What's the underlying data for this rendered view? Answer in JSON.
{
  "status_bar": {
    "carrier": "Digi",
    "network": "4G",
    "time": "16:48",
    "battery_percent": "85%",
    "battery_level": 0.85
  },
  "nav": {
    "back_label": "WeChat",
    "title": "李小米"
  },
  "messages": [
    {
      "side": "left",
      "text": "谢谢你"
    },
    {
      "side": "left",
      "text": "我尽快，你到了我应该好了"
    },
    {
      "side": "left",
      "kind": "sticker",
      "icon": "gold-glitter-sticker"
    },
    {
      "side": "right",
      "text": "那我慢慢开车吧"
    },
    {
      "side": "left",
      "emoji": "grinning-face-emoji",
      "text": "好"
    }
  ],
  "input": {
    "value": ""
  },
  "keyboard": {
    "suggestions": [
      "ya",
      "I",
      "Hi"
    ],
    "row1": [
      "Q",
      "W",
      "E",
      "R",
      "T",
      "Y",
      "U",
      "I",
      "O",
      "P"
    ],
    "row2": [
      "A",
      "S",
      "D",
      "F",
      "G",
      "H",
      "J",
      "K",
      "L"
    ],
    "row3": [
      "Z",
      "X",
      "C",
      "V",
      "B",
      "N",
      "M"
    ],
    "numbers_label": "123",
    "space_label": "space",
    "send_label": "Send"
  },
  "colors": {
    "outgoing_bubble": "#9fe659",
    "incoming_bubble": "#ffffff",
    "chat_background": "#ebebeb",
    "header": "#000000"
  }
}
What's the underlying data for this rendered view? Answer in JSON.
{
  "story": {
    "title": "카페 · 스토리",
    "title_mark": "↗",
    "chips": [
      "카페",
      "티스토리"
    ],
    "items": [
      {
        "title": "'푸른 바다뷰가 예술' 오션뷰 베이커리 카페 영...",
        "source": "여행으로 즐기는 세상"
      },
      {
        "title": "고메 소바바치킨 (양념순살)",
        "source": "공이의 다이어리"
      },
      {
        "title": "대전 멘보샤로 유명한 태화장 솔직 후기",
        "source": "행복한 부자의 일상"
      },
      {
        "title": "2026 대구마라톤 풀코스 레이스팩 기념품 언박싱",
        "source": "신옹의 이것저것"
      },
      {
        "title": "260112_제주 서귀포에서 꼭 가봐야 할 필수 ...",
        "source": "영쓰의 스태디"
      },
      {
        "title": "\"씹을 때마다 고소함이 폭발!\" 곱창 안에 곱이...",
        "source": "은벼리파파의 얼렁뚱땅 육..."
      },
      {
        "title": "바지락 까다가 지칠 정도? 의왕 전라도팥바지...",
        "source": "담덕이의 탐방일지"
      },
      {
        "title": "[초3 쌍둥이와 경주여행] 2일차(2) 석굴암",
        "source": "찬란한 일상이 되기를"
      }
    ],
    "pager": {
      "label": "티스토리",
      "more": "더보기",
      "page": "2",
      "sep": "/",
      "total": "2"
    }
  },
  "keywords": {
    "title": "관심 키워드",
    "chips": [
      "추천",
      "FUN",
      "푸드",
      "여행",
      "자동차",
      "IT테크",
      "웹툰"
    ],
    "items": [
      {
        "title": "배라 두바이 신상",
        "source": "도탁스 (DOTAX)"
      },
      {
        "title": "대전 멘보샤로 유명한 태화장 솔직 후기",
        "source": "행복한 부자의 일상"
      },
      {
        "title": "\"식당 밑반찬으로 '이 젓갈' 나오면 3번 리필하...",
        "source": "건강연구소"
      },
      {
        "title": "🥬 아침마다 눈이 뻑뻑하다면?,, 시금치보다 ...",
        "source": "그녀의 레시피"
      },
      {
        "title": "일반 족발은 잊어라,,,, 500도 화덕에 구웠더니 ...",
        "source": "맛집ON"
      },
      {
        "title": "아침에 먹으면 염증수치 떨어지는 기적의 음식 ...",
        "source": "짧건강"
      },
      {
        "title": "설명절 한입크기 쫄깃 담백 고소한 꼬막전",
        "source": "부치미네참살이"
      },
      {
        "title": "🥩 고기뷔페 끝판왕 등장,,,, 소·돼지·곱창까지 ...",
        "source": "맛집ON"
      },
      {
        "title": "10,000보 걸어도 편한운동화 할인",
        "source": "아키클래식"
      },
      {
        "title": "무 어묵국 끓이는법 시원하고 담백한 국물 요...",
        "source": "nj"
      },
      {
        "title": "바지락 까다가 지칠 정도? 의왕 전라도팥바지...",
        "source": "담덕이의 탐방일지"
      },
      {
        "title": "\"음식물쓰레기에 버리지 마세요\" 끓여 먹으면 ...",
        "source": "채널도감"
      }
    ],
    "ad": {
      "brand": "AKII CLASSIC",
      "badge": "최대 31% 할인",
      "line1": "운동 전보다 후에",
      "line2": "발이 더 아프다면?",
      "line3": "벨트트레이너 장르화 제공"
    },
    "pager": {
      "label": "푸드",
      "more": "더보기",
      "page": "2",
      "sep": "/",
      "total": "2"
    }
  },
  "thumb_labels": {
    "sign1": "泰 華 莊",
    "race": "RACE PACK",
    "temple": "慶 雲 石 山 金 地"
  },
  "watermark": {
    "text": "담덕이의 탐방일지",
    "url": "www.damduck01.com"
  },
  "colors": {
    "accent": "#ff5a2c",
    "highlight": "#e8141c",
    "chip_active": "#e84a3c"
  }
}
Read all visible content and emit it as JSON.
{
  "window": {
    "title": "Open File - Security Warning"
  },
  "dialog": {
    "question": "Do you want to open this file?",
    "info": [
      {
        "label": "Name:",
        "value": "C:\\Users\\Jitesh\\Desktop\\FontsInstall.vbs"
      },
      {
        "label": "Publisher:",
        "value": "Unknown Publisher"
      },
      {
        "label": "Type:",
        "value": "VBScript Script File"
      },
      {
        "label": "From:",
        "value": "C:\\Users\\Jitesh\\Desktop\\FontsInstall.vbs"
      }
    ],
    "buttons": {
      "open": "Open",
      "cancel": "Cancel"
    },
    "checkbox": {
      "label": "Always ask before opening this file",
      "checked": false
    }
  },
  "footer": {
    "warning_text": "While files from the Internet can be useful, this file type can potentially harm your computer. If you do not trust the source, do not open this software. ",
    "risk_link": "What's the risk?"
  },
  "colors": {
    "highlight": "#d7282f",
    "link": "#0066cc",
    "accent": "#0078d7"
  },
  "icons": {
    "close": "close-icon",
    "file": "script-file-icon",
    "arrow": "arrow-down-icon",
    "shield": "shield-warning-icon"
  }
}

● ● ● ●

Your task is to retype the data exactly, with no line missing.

## RESPONSE BELOW
What's the underlying data for this rendered view? Answer in JSON.
{
  "status_bar": {
    "carrier": "Digi",
    "network": "4G",
    "time": "16:48",
    "battery_percent": "85%",
    "battery_level": 0.85
  },
  "nav": {
    "back_label": "WeChat",
    "title": "李小米"
  },
  "messages": [
    {
      "side": "left",
      "text": "谢谢你"
    },
    {
      "side": "left",
      "text": "我尽快，你到了我应该好了"
    },
    {
      "side": "left",
      "kind": "sticker",
      "icon": "gold-glitter-sticker"
    },
    {
      "side": "right",
      "text": "那我慢慢开车吧"
    },
    {
      "side": "left",
      "emoji": "grinning-face-emoji",
      "text": "好"
    }
  ],
  "input": {
    "value": ""
  },
  "keyboard": {
    "suggestions": [
      "ya",
      "I",
      "Hi"
    ],
    "row1": [
      "Q",
      "W",
      "E",
      "R",
      "T",
      "Y",
      "U",
      "I",
      "O",
      "P"
    ],
    "row2": [
      "A",
      "S",
      "D",
      "F",
      "G",
      "H",
      "J",
      "K",
      "L"
    ],
    "row3": [
      "Z",
      "X",
      "C",
      "V",
      "B",
      "N",
      "M"
    ],
    "numbers_label": "123",
    "space_label": "space",
    "send_label": "Send"
  },
  "colors": {
    "outgoing_bubble": "#9fe659",
    "incoming_bubble": "#ffffff",
    "chat_background": "#ebebeb",
    "header": "#000000"
  }
}
What's the underlying data for this rendered view? Answer in JSON.
{
  "story": {
    "title": "카페 · 스토리",
    "title_mark": "↗",
    "chips": [
      "카페",
      "티스토리"
    ],
    "items": [
      {
        "title": "'푸른 바다뷰가 예술' 오션뷰 베이커리 카페 영...",
        "source": "여행으로 즐기는 세상"
      },
      {
        "title": "고메 소바바치킨 (양념순살)",
        "source": "공이의 다이어리"
      },
      {
        "title": "대전 멘보샤로 유명한 태화장 솔직 후기",
        "source": "행복한 부자의 일상"
      },
      {
        "title": "2026 대구마라톤 풀코스 레이스팩 기념품 언박싱",
        "source": "신옹의 이것저것"
      },
      {
        "title": "260112_제주 서귀포에서 꼭 가봐야 할 필수 ...",
        "source": "영쓰의 스태디"
      },
      {
        "title": "\"씹을 때마다 고소함이 폭발!\" 곱창 안에 곱이...",
        "source": "은벼리파파의 얼렁뚱땅 육..."
      },
      {
        "title": "바지락 까다가 지칠 정도? 의왕 전라도팥바지...",
        "source": "담덕이의 탐방일지"
      },
      {
        "title": "[초3 쌍둥이와 경주여행] 2일차(2) 석굴암",
        "source": "찬란한 일상이 되기를"
      }
    ],
    "pager": {
      "label": "티스토리",
      "more": "더보기",
      "page": "2",
      "sep": "/",
      "total": "2"
    }
  },
  "keywords": {
    "title": "관심 키워드",
    "chips": [
      "추천",
      "FUN",
      "푸드",
      "여행",
      "자동차",
      "IT테크",
      "웹툰"
    ],
    "items": [
      {
        "title": "배라 두바이 신상",
        "source": "도탁스 (DOTAX)"
      },
      {
        "title": "대전 멘보샤로 유명한 태화장 솔직 후기",
        "source": "행복한 부자의 일상"
      },
      {
        "title": "\"식당 밑반찬으로 '이 젓갈' 나오면 3번 리필하...",
        "source": "건강연구소"
      },
      {
        "title": "🥬 아침마다 눈이 뻑뻑하다면?,, 시금치보다 ...",
        "source": "그녀의 레시피"
      },
      {
        "title": "일반 족발은 잊어라,,,, 500도 화덕에 구웠더니 ...",
        "source": "맛집ON"
      },
      {
        "title": "아침에 먹으면 염증수치 떨어지는 기적의 음식 ...",
        "source": "짧건강"
      },
      {
        "title": "설명절 한입크기 쫄깃 담백 고소한 꼬막전",
        "source": "부치미네참살이"
      },
      {
        "title": "🥩 고기뷔페 끝판왕 등장,,,, 소·돼지·곱창까지 ...",
        "source": "맛집ON"
      },
      {
        "title": "10,000보 걸어도 편한운동화 할인",
        "source": "아키클래식"
      },
      {
        "title": "무 어묵국 끓이는법 시원하고 담백한 국물 요...",
        "source": "nj"
      },
      {
        "title": "바지락 까다가 지칠 정도? 의왕 전라도팥바지...",
        "source": "담덕이의 탐방일지"
      },
      {
        "title": "\"음식물쓰레기에 버리지 마세요\" 끓여 먹으면 ...",
        "source": "채널도감"
      }
    ],
    "ad": {
      "brand": "AKII CLASSIC",
      "badge": "최대 31% 할인",
      "line1": "운동 전보다 후에",
      "line2": "발이 더 아프다면?",
      "line3": "벨트트레이너 장르화 제공"
    },
    "pager": {
      "label": "푸드",
      "more": "더보기",
      "page": "2",
      "sep": "/",
      "total": "2"
    }
  },
  "thumb_labels": {
    "sign1": "泰 華 莊",
    "race": "RACE PACK",
    "temple": "慶 雲 石 山 金 地"
  },
  "watermark": {
    "text": "담덕이의 탐방일지",
    "url": "www.damduck01.com"
  },
  "colors": {
    "accent": "#ff5a2c",
    "highlight": "#e8141c",
    "chip_active": "#e84a3c"
  }
}
Read all visible content and emit it as JSON.
{
  "window": {
    "title": "Open File - Security Warning"
  },
  "dialog": {
    "question": "Do you want to open this file?",
    "info": [
      {
        "label": "Name:",
        "value": "C:\\Users\\Jitesh\\Desktop\\FontsInstall.vbs"
      },
      {
        "label": "Publisher:",
        "value": "Unknown Publisher"
      },
      {
        "label": "Type:",
        "value": "VBScript Script File"
      },
      {
        "label": "From:",
        "value": "C:\\Users\\Jitesh\\Desktop\\FontsInstall.vbs"
      }
    ],
    "buttons": {
      "open": "Open",
      "cancel": "Cancel"
    },
    "checkbox": {
      "label": "Always ask before opening this file",
      "checked": false
    }
  },
  "footer": {
    "warning_text": "While files from the Internet can be useful, this file type can potentially harm your computer. If you do not trust the source, do not open this software. ",
    "risk_link": "What's the risk?"
  },
  "colors": {
    "highlight": "#d7282f",
    "link": "#0066cc",
    "accent": "#0078d7"
  },
  "icons": {
    "close": "close-icon",
    "file": "script-file-icon",
    "arrow": "arrow-down-icon",
    "shield": "shield-warning-icon"
  }
}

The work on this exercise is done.